## Work order
Reproduce the entries that follow exactly, dropping each image.

== Segment start ==

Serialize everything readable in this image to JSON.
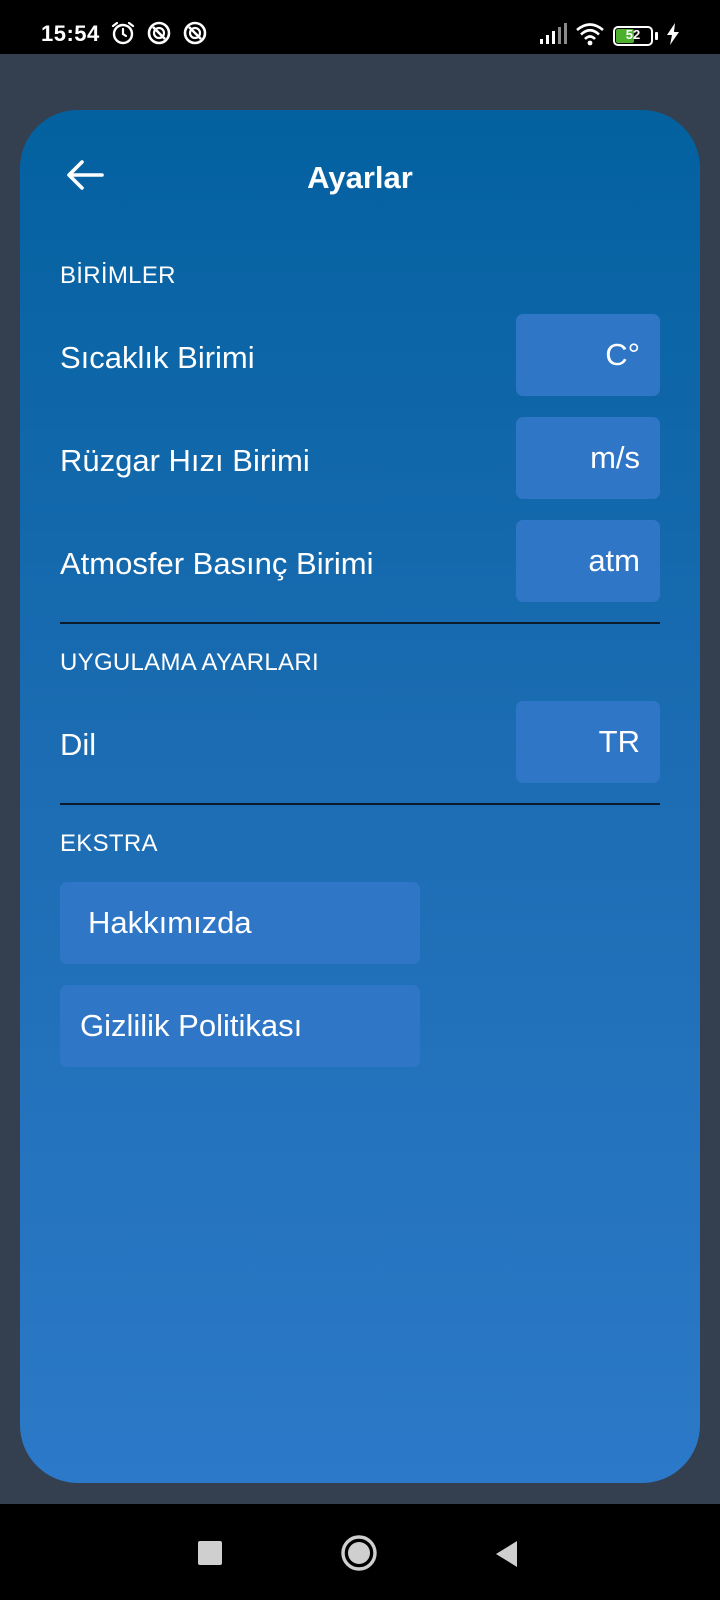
{
  "status_bar": {
    "time": "15:54",
    "battery_level": "52",
    "battery_fraction": 0.52,
    "icons": [
      "alarm-icon",
      "do-not-disturb-icon",
      "do-not-disturb-icon",
      "signal-icon",
      "wifi-icon",
      "battery-icon",
      "charging-icon"
    ]
  },
  "header": {
    "title": "Ayarlar",
    "back_icon": "arrow-left-icon"
  },
  "sections": {
    "units": {
      "title": "BİRİMLER",
      "items": [
        {
          "label": "Sıcaklık Birimi",
          "value": "C°"
        },
        {
          "label": "Rüzgar Hızı Birimi",
          "value": "m/s"
        },
        {
          "label": "Atmosfer Basınç Birimi",
          "value": "atm"
        }
      ]
    },
    "app_settings": {
      "title": "UYGULAMA AYARLARI",
      "items": [
        {
          "label": "Dil",
          "value": "TR"
        }
      ]
    },
    "extra": {
      "title": "EKSTRA",
      "buttons": [
        {
          "label": "Hakkımızda"
        },
        {
          "label": "Gizlilik Politikası"
        }
      ]
    }
  },
  "colors": {
    "card_top": "#0361a0",
    "card_bottom": "#2b79c8",
    "value_box": "#2f76c6",
    "background": "#34404f",
    "divider": "#0c1b2c"
  },
  "nav_bar": {
    "icons": [
      "recents-square-icon",
      "home-circle-icon",
      "back-triangle-icon"
    ]
  }
}
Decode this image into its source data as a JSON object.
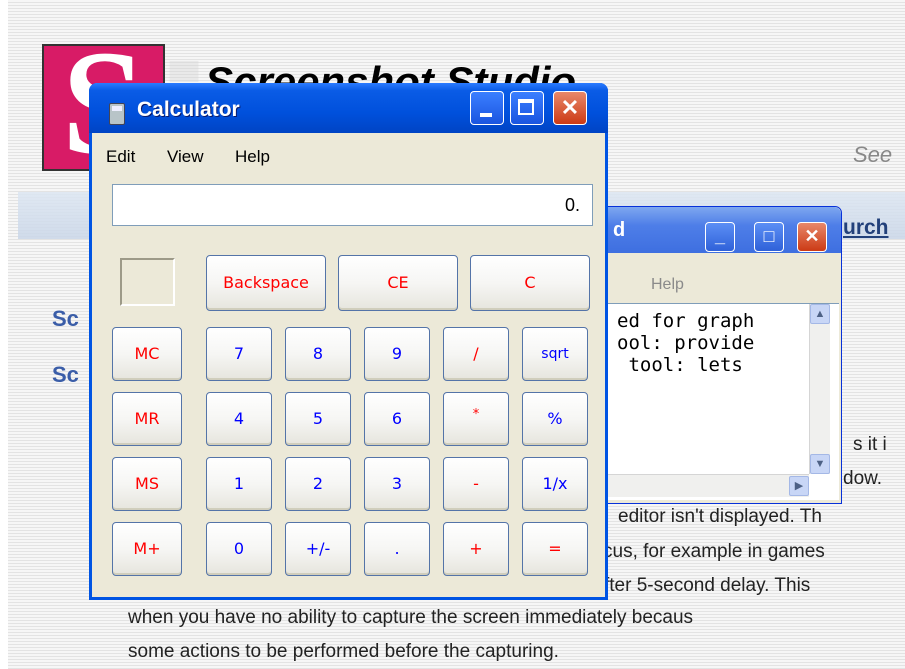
{
  "background_page": {
    "site_title": "Screenshot Studio",
    "tagline": "See",
    "nav_link": "urch",
    "sidebar_heading_1": "Sc",
    "sidebar_heading_2": "Sc",
    "text_fragments": [
      "s it i",
      "dow.",
      "editor isn't displayed. Th",
      "cus, for example in games",
      "fter 5-second delay. This",
      "when you have no ability to capture the screen immediately becaus",
      "some actions to be performed before the capturing."
    ]
  },
  "notepad": {
    "title": "d",
    "menu": {
      "help": "Help"
    },
    "text_lines": [
      "ed for graph",
      "ool: provide",
      " tool: lets"
    ],
    "buttons": {
      "minimize": "_",
      "maximize": "□",
      "close": "✕"
    }
  },
  "calculator": {
    "title": "Calculator",
    "icon": "calculator-icon",
    "menu": {
      "edit": "Edit",
      "view": "View",
      "help": "Help"
    },
    "display": "0.",
    "title_buttons": {
      "close": "✕"
    },
    "top_row": {
      "backspace": "Backspace",
      "ce": "CE",
      "c": "C"
    },
    "memory": {
      "mc": "MC",
      "mr": "MR",
      "ms": "MS",
      "mplus": "M+"
    },
    "rows": [
      [
        "7",
        "8",
        "9",
        "/",
        "sqrt"
      ],
      [
        "4",
        "5",
        "6",
        "*",
        "%"
      ],
      [
        "1",
        "2",
        "3",
        "-",
        "1/x"
      ],
      [
        "0",
        "+/-",
        ".",
        "+",
        "="
      ]
    ]
  },
  "colors": {
    "title_bar_blue": "#0050dc",
    "close_button_red": "#cc3a15",
    "digit_blue": "#0000ff",
    "operator_red": "#ff0000",
    "logo_magenta": "#d81b66"
  }
}
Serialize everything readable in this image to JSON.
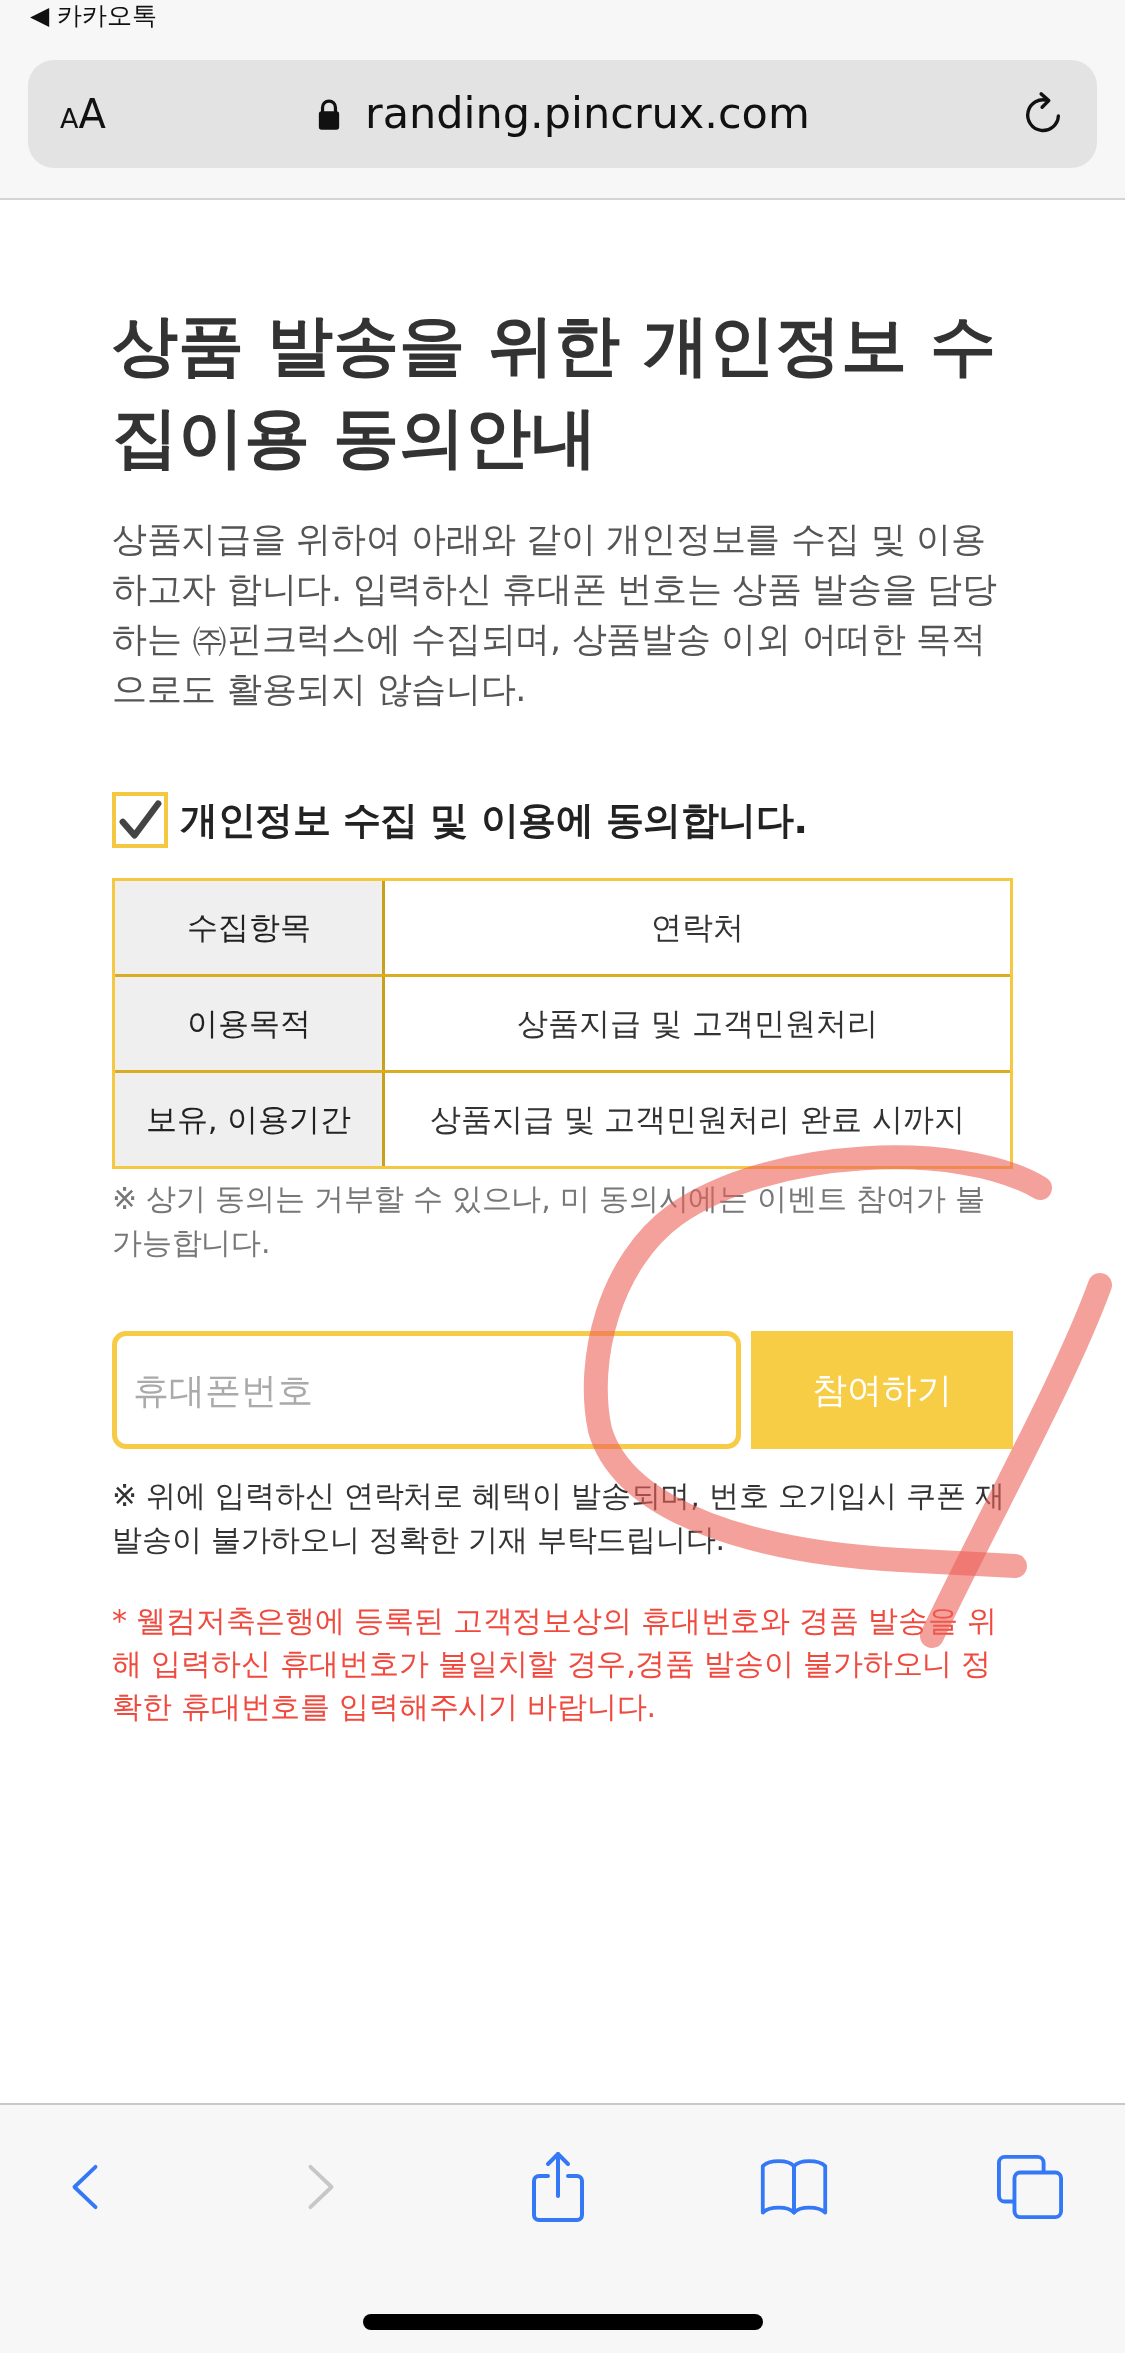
{
  "status_bar": {
    "back_to_app": "◀ 카카오톡"
  },
  "address_bar": {
    "text_size_button": {
      "small": "A",
      "large": "A"
    },
    "secure": true,
    "url": "randing.pincrux.com"
  },
  "page": {
    "title": "상품 발송을 위한 개인정보 수집이용 동의안내",
    "intro": "상품지급을 위하여 아래와 같이 개인정보를 수집 및 이용하고자 합니다. 입력하신 휴대폰 번호는 상품 발송을 담당하는 ㈜핀크럭스에 수집되며, 상품발송 이외 어떠한 목적으로도 활용되지 않습니다.",
    "consent": {
      "checked": true,
      "label": "개인정보 수집 및 이용에 동의합니다."
    },
    "table": {
      "rows": [
        {
          "header": "수집항목",
          "value": "연락처"
        },
        {
          "header": "이용목적",
          "value": "상품지급 및 고객민원처리"
        },
        {
          "header": "보유, 이용기간",
          "value": "상품지급 및 고객민원처리 완료 시까지"
        }
      ]
    },
    "consent_note": "※ 상기 동의는 거부할 수 있으나, 미 동의시에는 이벤트 참여가 불가능합니다.",
    "phone_field": {
      "placeholder": "휴대폰번호"
    },
    "submit_button": "참여하기",
    "notice": "※ 위에 입력하신 연락처로 혜택이 발송되며, 번호 오기입시 쿠폰 재발송이 불가하오니 정확한 기재 부탁드립니다.",
    "warning": "* 웰컴저축은행에 등록된 고객정보상의 휴대번호와 경품 발송을 위해 입력하신 휴대번호가 불일치할 경우,경품 발송이 불가하오니 정확한 휴대번호를 입력해주시기 바랍니다."
  },
  "toolbar": {
    "items": [
      {
        "kind": "back",
        "disabled": false
      },
      {
        "kind": "forward",
        "disabled": true
      },
      {
        "kind": "share",
        "disabled": false
      },
      {
        "kind": "bookmarks",
        "disabled": false
      },
      {
        "kind": "tabs",
        "disabled": false
      }
    ]
  }
}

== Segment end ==

## Solution
Serialize everything readable in this image to JSON.
{
  "status_bar": {
    "time": "15:54",
    "battery_level": "52",
    "battery_fraction": 0.52,
    "icons": [
      "alarm-icon",
      "do-not-disturb-icon",
      "do-not-disturb-icon",
      "signal-icon",
      "wifi-icon",
      "battery-icon",
      "charging-icon"
    ]
  },
  "header": {
    "title": "Ayarlar",
    "back_icon": "arrow-left-icon"
  },
  "sections": {
    "units": {
      "title": "BİRİMLER",
      "items": [
        {
          "label": "Sıcaklık Birimi",
          "value": "C°"
        },
        {
          "label": "Rüzgar Hızı Birimi",
          "value": "m/s"
        },
        {
          "label": "Atmosfer Basınç Birimi",
          "value": "atm"
        }
      ]
    },
    "app_settings": {
      "title": "UYGULAMA AYARLARI",
      "items": [
        {
          "label": "Dil",
          "value": "TR"
        }
      ]
    },
    "extra": {
      "title": "EKSTRA",
      "buttons": [
        {
          "label": "Hakkımızda"
        },
        {
          "label": "Gizlilik Politikası"
        }
      ]
    }
  },
  "colors": {
    "card_top": "#0361a0",
    "card_bottom": "#2b79c8",
    "value_box": "#2f76c6",
    "background": "#34404f",
    "divider": "#0c1b2c"
  },
  "nav_bar": {
    "icons": [
      "recents-square-icon",
      "home-circle-icon",
      "back-triangle-icon"
    ]
  }
}
Decode this image into its source data as a JSON object.
{
  "background_page": {
    "site_title": "Screenshot Studio",
    "tagline": "See",
    "nav_link": "urch",
    "sidebar_heading_1": "Sc",
    "sidebar_heading_2": "Sc",
    "text_fragments": [
      "s it i",
      "dow.",
      "editor isn't displayed. Th",
      "cus, for example in games",
      "fter 5-second delay. This",
      "when you have no ability to capture the screen immediately becaus",
      "some actions to be performed before the capturing."
    ]
  },
  "notepad": {
    "title": "d",
    "menu": {
      "help": "Help"
    },
    "text_lines": [
      "ed for graph",
      "ool: provide",
      " tool: lets"
    ],
    "buttons": {
      "minimize": "_",
      "maximize": "□",
      "close": "✕"
    }
  },
  "calculator": {
    "title": "Calculator",
    "icon": "calculator-icon",
    "menu": {
      "edit": "Edit",
      "view": "View",
      "help": "Help"
    },
    "display": "0.",
    "title_buttons": {
      "close": "✕"
    },
    "top_row": {
      "backspace": "Backspace",
      "ce": "CE",
      "c": "C"
    },
    "memory": {
      "mc": "MC",
      "mr": "MR",
      "ms": "MS",
      "mplus": "M+"
    },
    "rows": [
      [
        "7",
        "8",
        "9",
        "/",
        "sqrt"
      ],
      [
        "4",
        "5",
        "6",
        "*",
        "%"
      ],
      [
        "1",
        "2",
        "3",
        "-",
        "1/x"
      ],
      [
        "0",
        "+/-",
        ".",
        "+",
        "="
      ]
    ]
  },
  "colors": {
    "title_bar_blue": "#0050dc",
    "close_button_red": "#cc3a15",
    "digit_blue": "#0000ff",
    "operator_red": "#ff0000",
    "logo_magenta": "#d81b66"
  }
}
Serialize everything readable in this image to JSON.
{
  "status_bar": {
    "back_to_app": "◀ 카카오톡"
  },
  "address_bar": {
    "text_size_button": {
      "small": "A",
      "large": "A"
    },
    "secure": true,
    "url": "randing.pincrux.com"
  },
  "page": {
    "title": "상품 발송을 위한 개인정보 수집이용 동의안내",
    "intro": "상품지급을 위하여 아래와 같이 개인정보를 수집 및 이용하고자 합니다. 입력하신 휴대폰 번호는 상품 발송을 담당하는 ㈜핀크럭스에 수집되며, 상품발송 이외 어떠한 목적으로도 활용되지 않습니다.",
    "consent": {
      "checked": true,
      "label": "개인정보 수집 및 이용에 동의합니다."
    },
    "table": {
      "rows": [
        {
          "header": "수집항목",
          "value": "연락처"
        },
        {
          "header": "이용목적",
          "value": "상품지급 및 고객민원처리"
        },
        {
          "header": "보유, 이용기간",
          "value": "상품지급 및 고객민원처리 완료 시까지"
        }
      ]
    },
    "consent_note": "※ 상기 동의는 거부할 수 있으나, 미 동의시에는 이벤트 참여가 불가능합니다.",
    "phone_field": {
      "placeholder": "휴대폰번호"
    },
    "submit_button": "참여하기",
    "notice": "※ 위에 입력하신 연락처로 혜택이 발송되며, 번호 오기입시 쿠폰 재발송이 불가하오니 정확한 기재 부탁드립니다.",
    "warning": "* 웰컴저축은행에 등록된 고객정보상의 휴대번호와 경품 발송을 위해 입력하신 휴대번호가 불일치할 경우,경품 발송이 불가하오니 정확한 휴대번호를 입력해주시기 바랍니다."
  },
  "toolbar": {
    "items": [
      {
        "kind": "back",
        "disabled": false
      },
      {
        "kind": "forward",
        "disabled": true
      },
      {
        "kind": "share",
        "disabled": false
      },
      {
        "kind": "bookmarks",
        "disabled": false
      },
      {
        "kind": "tabs",
        "disabled": false
      }
    ]
  }
}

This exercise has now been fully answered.